** DATASET CONTENT follows **

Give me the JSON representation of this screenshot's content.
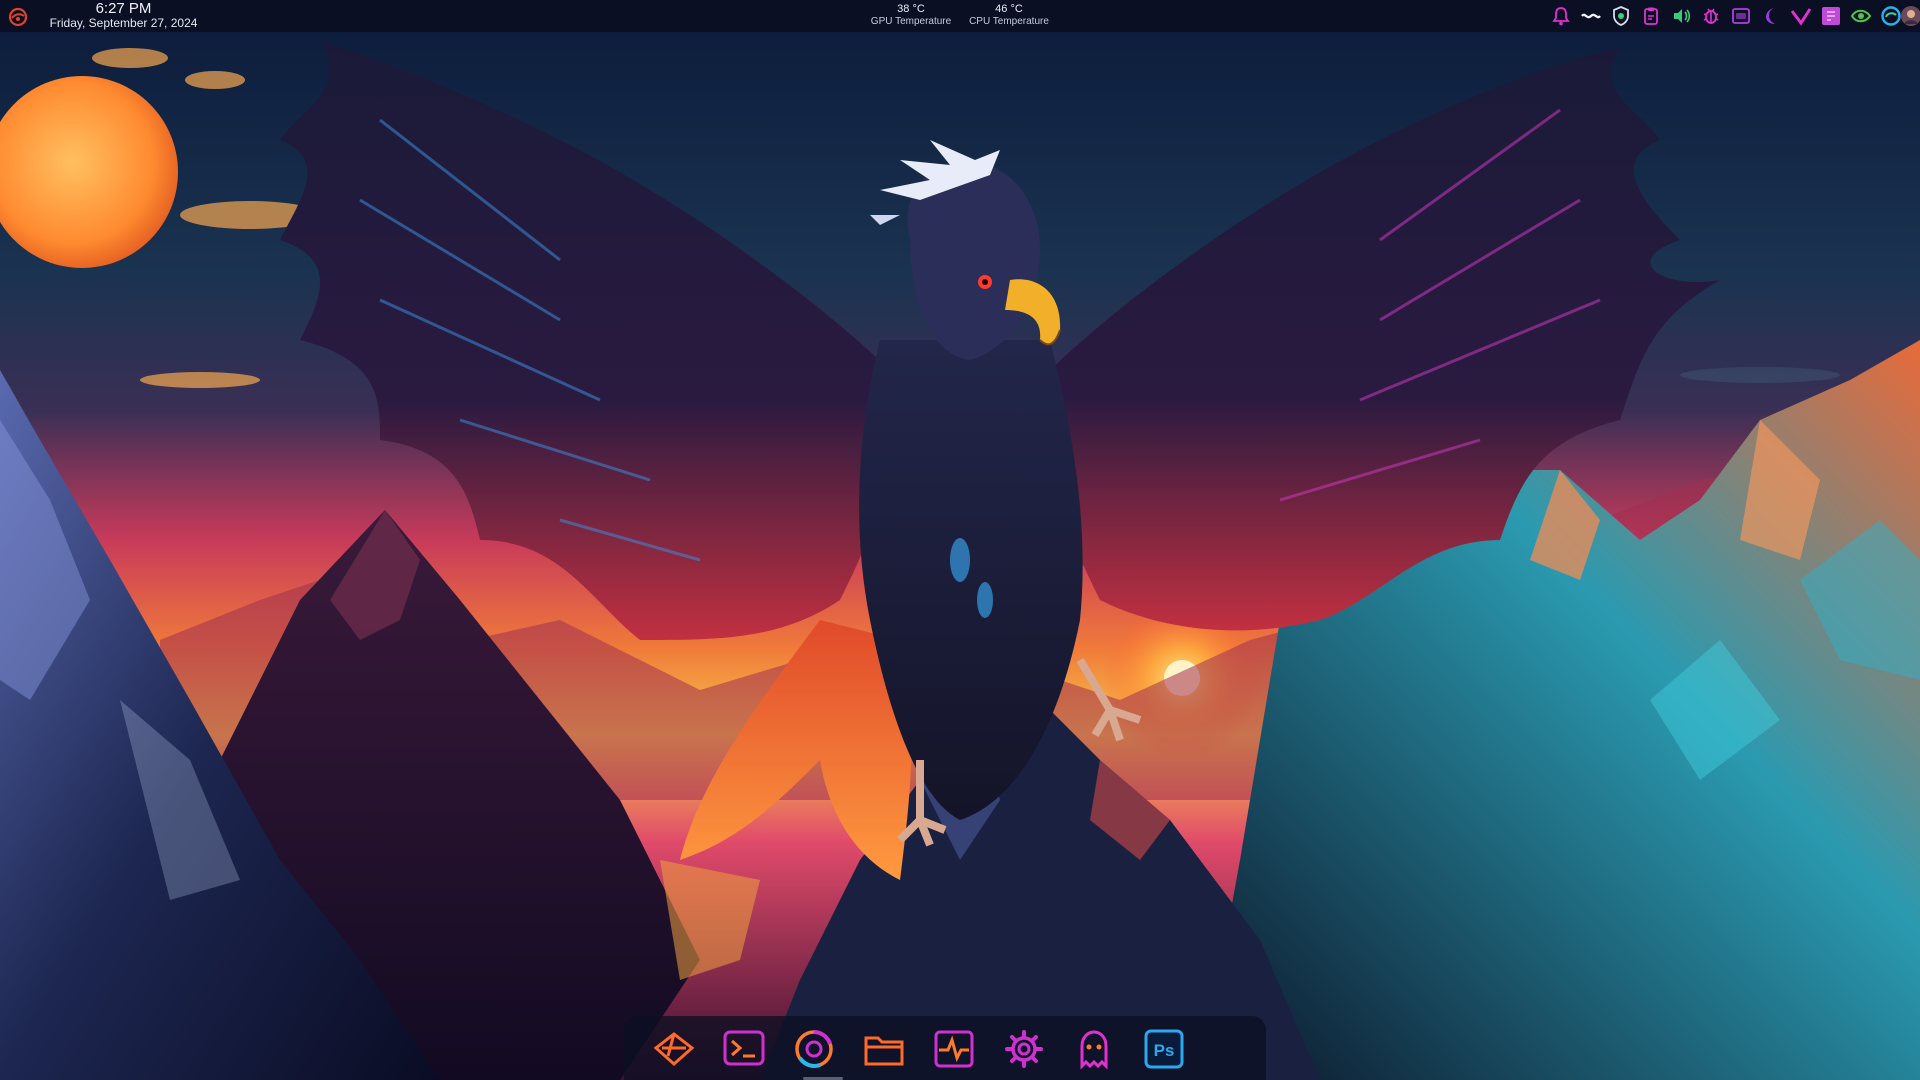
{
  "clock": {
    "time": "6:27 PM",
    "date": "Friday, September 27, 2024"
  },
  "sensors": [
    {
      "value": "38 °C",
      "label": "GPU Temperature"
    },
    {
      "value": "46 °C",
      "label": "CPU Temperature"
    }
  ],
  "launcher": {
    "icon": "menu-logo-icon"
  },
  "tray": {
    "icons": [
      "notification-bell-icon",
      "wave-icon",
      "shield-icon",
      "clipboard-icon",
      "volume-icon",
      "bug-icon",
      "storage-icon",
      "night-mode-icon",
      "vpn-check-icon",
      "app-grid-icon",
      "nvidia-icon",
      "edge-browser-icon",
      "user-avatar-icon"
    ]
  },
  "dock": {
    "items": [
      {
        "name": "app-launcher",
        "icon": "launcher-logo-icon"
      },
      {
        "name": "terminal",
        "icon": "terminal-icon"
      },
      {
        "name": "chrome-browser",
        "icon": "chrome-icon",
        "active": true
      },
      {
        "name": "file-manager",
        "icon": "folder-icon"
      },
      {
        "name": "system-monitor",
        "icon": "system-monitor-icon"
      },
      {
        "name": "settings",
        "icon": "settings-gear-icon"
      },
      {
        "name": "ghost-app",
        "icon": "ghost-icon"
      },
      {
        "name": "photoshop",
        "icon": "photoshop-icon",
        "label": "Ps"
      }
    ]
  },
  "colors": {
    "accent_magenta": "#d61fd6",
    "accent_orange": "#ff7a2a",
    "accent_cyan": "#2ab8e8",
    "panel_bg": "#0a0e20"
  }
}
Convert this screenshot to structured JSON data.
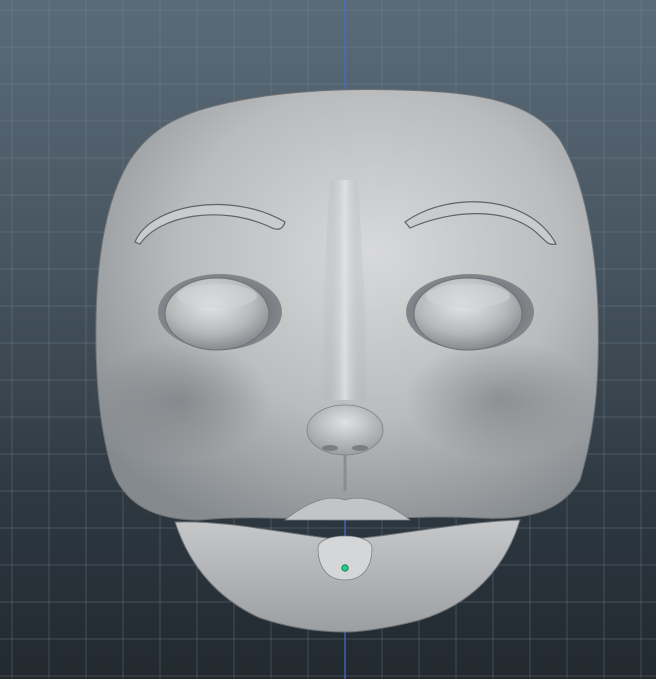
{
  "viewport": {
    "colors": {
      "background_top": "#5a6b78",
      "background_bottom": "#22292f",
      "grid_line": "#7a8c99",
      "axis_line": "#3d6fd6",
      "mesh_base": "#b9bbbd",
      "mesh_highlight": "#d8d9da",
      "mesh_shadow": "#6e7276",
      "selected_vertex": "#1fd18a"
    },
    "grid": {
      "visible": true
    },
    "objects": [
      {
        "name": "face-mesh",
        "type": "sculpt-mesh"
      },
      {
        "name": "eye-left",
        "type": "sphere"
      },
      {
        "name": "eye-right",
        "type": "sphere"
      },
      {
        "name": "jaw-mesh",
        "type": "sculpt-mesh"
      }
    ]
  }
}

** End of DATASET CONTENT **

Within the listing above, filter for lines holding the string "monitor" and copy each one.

ANSWER FOR THE TASK:
        "name": "system-monitor",
        "icon": "system-monitor-icon"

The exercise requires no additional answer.